» **Task directions**:
Some lines below hold "account". Pick them out and copy them.

Data about app and page elements

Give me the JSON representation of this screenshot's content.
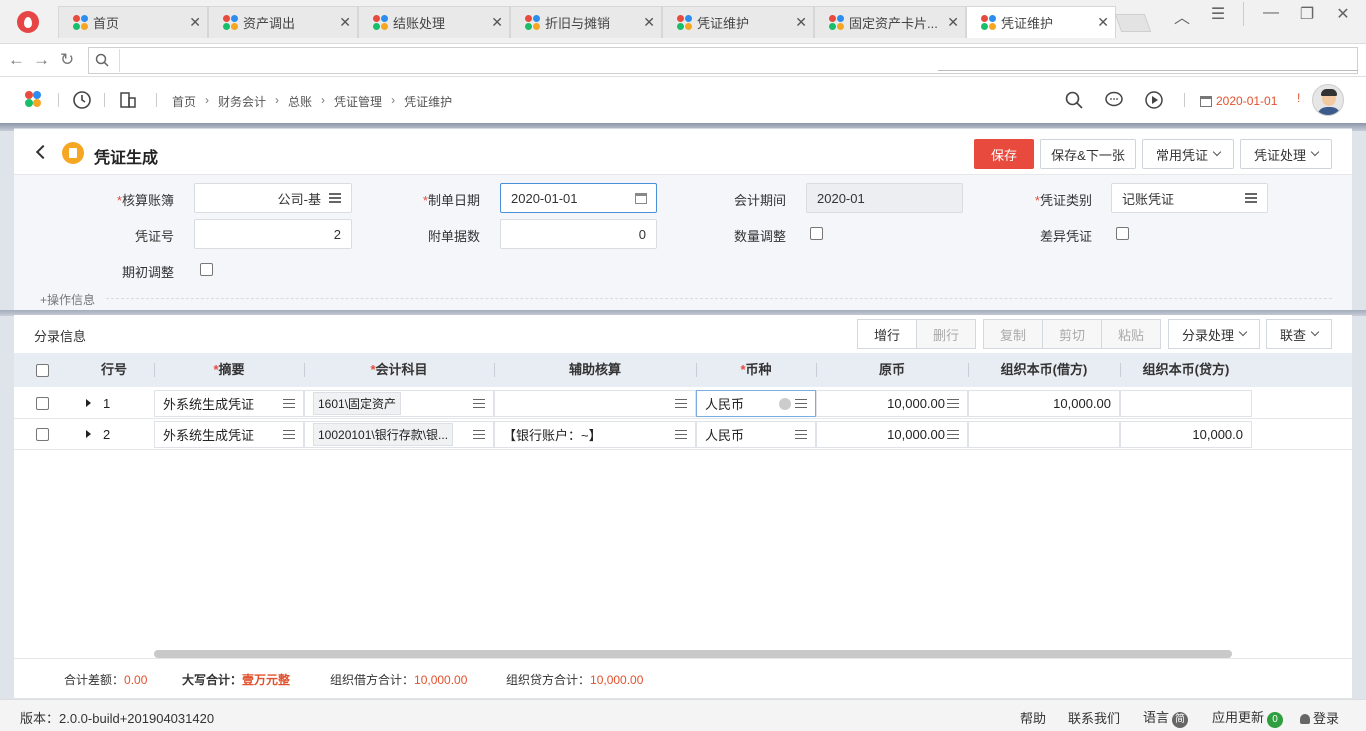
{
  "browser": {
    "tabs": [
      {
        "label": "首页",
        "active": false
      },
      {
        "label": "资产调出",
        "active": false
      },
      {
        "label": "结账处理",
        "active": false
      },
      {
        "label": "折旧与摊销",
        "active": false
      },
      {
        "label": "凭证维护",
        "active": false
      },
      {
        "label": "固定资产卡片...",
        "active": false
      },
      {
        "label": "凭证维护",
        "active": true
      }
    ],
    "address": ""
  },
  "header": {
    "breadcrumb": [
      "首页",
      "财务会计",
      "总账",
      "凭证管理",
      "凭证维护"
    ],
    "date": "2020-01-01",
    "alert": "!"
  },
  "page": {
    "title": "凭证生成",
    "buttons": {
      "save": "保存",
      "save_next": "保存&下一张",
      "common_voucher": "常用凭证",
      "voucher_process": "凭证处理"
    }
  },
  "form": {
    "ledger": {
      "label": "核算账簿",
      "value": "公司-基"
    },
    "make_date": {
      "label": "制单日期",
      "value": "2020-01-01"
    },
    "period": {
      "label": "会计期间",
      "value": "2020-01"
    },
    "voucher_type": {
      "label": "凭证类别",
      "value": "记账凭证"
    },
    "voucher_no": {
      "label": "凭证号",
      "value": "2"
    },
    "attachments": {
      "label": "附单据数",
      "value": "0"
    },
    "qty_adjust": {
      "label": "数量调整"
    },
    "diff_voucher": {
      "label": "差异凭证"
    },
    "opening_adjust": {
      "label": "期初调整"
    },
    "op_info": "+操作信息"
  },
  "entries": {
    "title": "分录信息",
    "buttons": {
      "add_row": "增行",
      "delete_row": "删行",
      "copy": "复制",
      "cut": "剪切",
      "paste": "粘贴",
      "entry_process": "分录处理",
      "link_query": "联查"
    },
    "columns": {
      "row_no": "行号",
      "summary": "摘要",
      "account": "会计科目",
      "aux": "辅助核算",
      "currency": "币种",
      "original": "原币",
      "debit": "组织本币(借方)",
      "credit": "组织本币(贷方)"
    },
    "rows": [
      {
        "no": "1",
        "summary": "外系统生成凭证",
        "account": "1601\\固定资产",
        "aux": "",
        "currency": "人民币",
        "original": "10,000.00",
        "debit": "10,000.00",
        "credit": ""
      },
      {
        "no": "2",
        "summary": "外系统生成凭证",
        "account": "10020101\\银行存款\\银...",
        "aux": "【银行账户：~】",
        "currency": "人民币",
        "original": "10,000.00",
        "debit": "",
        "credit": "10,000.0"
      }
    ],
    "totals": {
      "diff_label": "合计差额：",
      "diff_value": "0.00",
      "caps_label": "大写合计：",
      "caps_value": "壹万元整",
      "debit_label": "组织借方合计：",
      "debit_value": "10,000.00",
      "credit_label": "组织贷方合计：",
      "credit_value": "10,000.00"
    }
  },
  "footer": {
    "version": "版本：2.0.0-build+201904031420",
    "help": "帮助",
    "contact": "联系我们",
    "language": "语言",
    "language_badge": "简",
    "updates": "应用更新",
    "updates_count": "0",
    "login": "登录"
  },
  "colors": {
    "accent": "#e84a3d",
    "link": "#e0522d",
    "header_bg": "#e8ecf3"
  }
}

» **Result of the task**:
      "account": "会计科目",
        "account": "1601\\固定资产",
        "account": "10020101\\银行存款\\银...",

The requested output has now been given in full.